Flipbooks are a common craft among children. By repeatedly sketching a stick figure on the edges of a pad of paper or Post-it notes and flipping it back, you can see the drawing move. These crafts are more than mild amusement, they are also the essence of how sequential art was born and an intriguing way to tell stories. While animation emerged as a well-known art form through the movies of the 20th century, archeologists discovered the earliest example of animation on a 5,000-year-old Iranian goblet painted with a horned creature and a tall plant. Discovered in “Burnt City,” Shahr-e Sukhteh, in modern Iran, the vessel has captured imaginations.

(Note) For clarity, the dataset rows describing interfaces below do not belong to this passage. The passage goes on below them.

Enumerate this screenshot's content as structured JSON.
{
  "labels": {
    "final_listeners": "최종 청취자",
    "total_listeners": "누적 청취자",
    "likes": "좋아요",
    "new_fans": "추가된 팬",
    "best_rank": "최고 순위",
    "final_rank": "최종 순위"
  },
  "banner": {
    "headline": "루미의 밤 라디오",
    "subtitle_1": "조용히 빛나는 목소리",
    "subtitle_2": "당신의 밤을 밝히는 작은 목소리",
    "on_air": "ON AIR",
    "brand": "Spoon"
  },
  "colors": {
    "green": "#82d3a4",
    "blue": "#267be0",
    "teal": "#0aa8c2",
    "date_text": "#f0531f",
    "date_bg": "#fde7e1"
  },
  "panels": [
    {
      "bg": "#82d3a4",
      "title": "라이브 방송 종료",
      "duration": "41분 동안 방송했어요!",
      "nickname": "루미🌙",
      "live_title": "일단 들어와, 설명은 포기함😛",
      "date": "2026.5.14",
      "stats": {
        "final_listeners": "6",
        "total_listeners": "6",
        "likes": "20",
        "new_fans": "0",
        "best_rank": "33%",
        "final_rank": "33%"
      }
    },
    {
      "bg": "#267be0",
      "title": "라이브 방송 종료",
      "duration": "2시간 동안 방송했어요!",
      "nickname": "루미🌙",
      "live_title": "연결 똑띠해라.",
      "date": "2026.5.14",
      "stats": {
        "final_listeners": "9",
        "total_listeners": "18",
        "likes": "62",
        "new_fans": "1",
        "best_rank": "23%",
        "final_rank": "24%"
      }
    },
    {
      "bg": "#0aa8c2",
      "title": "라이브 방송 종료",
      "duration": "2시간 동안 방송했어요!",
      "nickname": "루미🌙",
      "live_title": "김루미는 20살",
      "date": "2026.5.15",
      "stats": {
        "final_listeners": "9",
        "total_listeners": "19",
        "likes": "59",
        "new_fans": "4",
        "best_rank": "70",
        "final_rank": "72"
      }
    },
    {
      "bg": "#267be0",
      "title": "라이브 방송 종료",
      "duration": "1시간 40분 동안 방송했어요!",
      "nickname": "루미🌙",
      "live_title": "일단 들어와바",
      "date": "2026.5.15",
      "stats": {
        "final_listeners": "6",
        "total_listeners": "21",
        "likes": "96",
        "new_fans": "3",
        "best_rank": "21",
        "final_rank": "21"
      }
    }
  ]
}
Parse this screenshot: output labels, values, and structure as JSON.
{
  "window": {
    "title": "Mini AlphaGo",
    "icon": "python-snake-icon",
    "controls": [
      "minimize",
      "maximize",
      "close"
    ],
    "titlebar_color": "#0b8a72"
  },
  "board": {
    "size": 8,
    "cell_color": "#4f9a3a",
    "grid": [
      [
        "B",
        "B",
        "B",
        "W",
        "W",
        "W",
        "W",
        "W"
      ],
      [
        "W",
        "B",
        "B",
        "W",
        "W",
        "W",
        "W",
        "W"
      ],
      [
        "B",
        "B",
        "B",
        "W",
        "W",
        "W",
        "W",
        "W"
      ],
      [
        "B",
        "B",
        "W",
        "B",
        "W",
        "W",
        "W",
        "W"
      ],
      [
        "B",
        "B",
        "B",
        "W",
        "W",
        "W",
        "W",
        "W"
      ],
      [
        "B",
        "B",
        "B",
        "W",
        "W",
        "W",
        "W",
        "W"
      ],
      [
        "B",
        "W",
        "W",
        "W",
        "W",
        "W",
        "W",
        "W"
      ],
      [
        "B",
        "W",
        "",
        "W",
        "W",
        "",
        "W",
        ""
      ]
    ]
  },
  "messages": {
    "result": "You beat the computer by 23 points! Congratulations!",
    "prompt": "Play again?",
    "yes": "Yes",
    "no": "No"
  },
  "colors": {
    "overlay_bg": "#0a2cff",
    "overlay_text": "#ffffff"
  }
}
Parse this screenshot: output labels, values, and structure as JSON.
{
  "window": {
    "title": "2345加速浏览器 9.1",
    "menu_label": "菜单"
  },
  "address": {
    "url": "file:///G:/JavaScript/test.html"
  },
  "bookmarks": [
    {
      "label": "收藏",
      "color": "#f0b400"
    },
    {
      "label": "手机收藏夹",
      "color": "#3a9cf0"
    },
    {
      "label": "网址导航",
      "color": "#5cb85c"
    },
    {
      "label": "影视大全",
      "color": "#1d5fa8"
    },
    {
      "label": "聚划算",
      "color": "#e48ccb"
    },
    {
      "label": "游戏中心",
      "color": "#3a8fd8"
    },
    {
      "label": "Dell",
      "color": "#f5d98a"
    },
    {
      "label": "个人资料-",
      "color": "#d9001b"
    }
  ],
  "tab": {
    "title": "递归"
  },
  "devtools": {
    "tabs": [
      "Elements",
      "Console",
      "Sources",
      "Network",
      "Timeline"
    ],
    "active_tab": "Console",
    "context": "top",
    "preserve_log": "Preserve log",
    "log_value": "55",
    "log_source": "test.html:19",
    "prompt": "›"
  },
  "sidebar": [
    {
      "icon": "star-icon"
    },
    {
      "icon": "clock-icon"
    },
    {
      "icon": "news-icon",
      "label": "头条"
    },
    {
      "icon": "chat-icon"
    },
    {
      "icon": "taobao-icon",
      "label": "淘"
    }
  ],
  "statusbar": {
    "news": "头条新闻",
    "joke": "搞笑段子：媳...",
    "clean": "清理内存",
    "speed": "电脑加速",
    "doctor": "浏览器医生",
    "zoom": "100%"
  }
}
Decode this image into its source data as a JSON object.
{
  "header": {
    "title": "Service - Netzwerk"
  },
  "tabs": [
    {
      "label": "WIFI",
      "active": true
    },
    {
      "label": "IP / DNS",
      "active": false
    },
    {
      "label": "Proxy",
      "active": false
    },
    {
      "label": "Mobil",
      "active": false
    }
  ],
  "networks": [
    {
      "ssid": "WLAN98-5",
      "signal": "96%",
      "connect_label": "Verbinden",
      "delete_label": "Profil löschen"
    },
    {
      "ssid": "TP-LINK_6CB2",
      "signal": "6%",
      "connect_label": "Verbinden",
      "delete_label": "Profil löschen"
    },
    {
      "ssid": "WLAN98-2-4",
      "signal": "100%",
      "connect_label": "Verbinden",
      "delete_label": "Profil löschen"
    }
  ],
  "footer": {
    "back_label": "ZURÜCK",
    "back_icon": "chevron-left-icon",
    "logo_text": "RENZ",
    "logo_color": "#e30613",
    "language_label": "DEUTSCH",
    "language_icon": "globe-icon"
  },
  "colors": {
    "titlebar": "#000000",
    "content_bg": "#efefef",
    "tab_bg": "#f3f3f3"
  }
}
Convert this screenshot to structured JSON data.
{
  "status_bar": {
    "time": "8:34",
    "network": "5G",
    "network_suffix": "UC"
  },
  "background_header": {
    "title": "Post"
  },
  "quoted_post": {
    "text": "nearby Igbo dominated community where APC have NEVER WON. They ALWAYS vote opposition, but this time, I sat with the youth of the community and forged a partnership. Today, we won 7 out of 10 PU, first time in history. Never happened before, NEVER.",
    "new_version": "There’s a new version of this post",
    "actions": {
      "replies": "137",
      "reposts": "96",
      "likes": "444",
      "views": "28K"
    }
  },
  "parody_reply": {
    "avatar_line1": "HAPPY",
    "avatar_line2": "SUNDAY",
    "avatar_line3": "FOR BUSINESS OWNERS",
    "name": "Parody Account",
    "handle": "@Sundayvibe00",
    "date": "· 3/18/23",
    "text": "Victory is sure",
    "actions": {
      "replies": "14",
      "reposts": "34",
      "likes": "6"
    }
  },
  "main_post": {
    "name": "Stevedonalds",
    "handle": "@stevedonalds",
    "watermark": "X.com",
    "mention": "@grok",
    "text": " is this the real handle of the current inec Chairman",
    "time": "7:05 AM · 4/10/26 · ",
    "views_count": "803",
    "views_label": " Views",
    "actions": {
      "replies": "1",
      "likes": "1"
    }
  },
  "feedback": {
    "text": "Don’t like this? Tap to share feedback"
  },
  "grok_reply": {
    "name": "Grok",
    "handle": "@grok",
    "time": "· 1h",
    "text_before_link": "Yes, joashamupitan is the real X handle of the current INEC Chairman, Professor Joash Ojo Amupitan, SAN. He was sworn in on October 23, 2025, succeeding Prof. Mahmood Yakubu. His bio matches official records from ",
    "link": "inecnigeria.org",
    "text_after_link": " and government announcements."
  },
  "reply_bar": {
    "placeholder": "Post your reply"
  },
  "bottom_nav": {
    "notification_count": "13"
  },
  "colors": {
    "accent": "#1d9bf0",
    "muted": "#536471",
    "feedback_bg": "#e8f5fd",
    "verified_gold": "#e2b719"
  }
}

The scenes painted around the vessel depict a wild goat, likely a Persian desert Ibex or Persian wild goat, also known as a Capra aegagrus. It approaches to nibble on a tall plant while standing on four legs, then it runs and leaps to reach the higher foliage. This pattern would in theory repeat if the vessel was spun repeatedly, amusing the viewer. Although discovered in the 1970s during the major excavations of Shahr-e Sukhteh, the “moving picture” was not discovered for some time.
The area where the vessel was found in Iran was a critical early site of complex civilization. It is now a UNESCO World Heritage site due to the incredible remains of a mud brick city that sprung up at the crossroads of important trade routes. The development is described as an “outstanding example of early urban planning.” Other Bronze Age vessels decorated in geometric paintings were also found at the site. Excavations are ongoing and have also uncovered gravesites. The vessel and its iconic animation are now in the collection of the Iran National Museum.
This ancient goblet from five thousand years ago was discovered at an ancient site in Iran, and it features the earliest known animation.
As you spin the vessel, the horned creature runs and leaps.
h/t: [Open Culture]